- **Try it**
As the answer, give a copy of each line below that includes the word "JSON".

- **Raw data**
- Opening Delimiter -
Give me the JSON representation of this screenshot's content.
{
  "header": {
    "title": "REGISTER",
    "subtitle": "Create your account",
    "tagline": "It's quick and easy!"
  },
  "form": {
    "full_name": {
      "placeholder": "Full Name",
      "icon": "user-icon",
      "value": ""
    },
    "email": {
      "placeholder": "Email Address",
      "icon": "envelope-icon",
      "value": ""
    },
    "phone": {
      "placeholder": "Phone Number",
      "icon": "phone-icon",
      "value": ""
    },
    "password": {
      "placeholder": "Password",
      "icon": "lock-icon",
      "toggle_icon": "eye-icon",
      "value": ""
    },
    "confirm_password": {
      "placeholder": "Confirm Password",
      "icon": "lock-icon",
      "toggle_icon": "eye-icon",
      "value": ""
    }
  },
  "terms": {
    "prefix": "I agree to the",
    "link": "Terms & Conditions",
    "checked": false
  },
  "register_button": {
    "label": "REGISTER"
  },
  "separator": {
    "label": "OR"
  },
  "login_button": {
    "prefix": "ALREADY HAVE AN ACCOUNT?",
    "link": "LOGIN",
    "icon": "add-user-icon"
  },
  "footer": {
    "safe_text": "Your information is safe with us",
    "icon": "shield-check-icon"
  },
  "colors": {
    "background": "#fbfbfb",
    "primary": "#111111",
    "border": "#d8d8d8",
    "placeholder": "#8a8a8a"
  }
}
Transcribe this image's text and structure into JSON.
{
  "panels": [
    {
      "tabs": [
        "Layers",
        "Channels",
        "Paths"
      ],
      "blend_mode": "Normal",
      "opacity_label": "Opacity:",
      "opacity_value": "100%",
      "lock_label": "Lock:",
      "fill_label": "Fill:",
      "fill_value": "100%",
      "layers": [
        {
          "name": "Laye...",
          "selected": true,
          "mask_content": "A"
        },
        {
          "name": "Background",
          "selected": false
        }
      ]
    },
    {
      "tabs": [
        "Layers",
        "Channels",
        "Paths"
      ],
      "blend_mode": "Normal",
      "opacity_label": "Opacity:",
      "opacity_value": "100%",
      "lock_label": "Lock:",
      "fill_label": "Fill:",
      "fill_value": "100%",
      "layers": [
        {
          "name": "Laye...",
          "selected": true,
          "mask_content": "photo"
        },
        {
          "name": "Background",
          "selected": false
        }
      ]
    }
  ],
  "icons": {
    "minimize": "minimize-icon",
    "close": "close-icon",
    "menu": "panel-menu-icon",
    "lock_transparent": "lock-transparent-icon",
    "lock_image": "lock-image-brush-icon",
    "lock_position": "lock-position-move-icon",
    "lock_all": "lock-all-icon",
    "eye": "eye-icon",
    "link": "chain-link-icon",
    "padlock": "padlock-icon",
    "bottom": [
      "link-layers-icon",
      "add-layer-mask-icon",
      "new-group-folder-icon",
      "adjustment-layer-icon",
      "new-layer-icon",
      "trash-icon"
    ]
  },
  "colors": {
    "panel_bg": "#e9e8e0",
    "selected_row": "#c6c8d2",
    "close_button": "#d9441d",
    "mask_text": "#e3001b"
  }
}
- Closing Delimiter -
- **Written solution**
Give me the JSON representation of this screenshot's content.
Transcribe this image's text and structure into JSON.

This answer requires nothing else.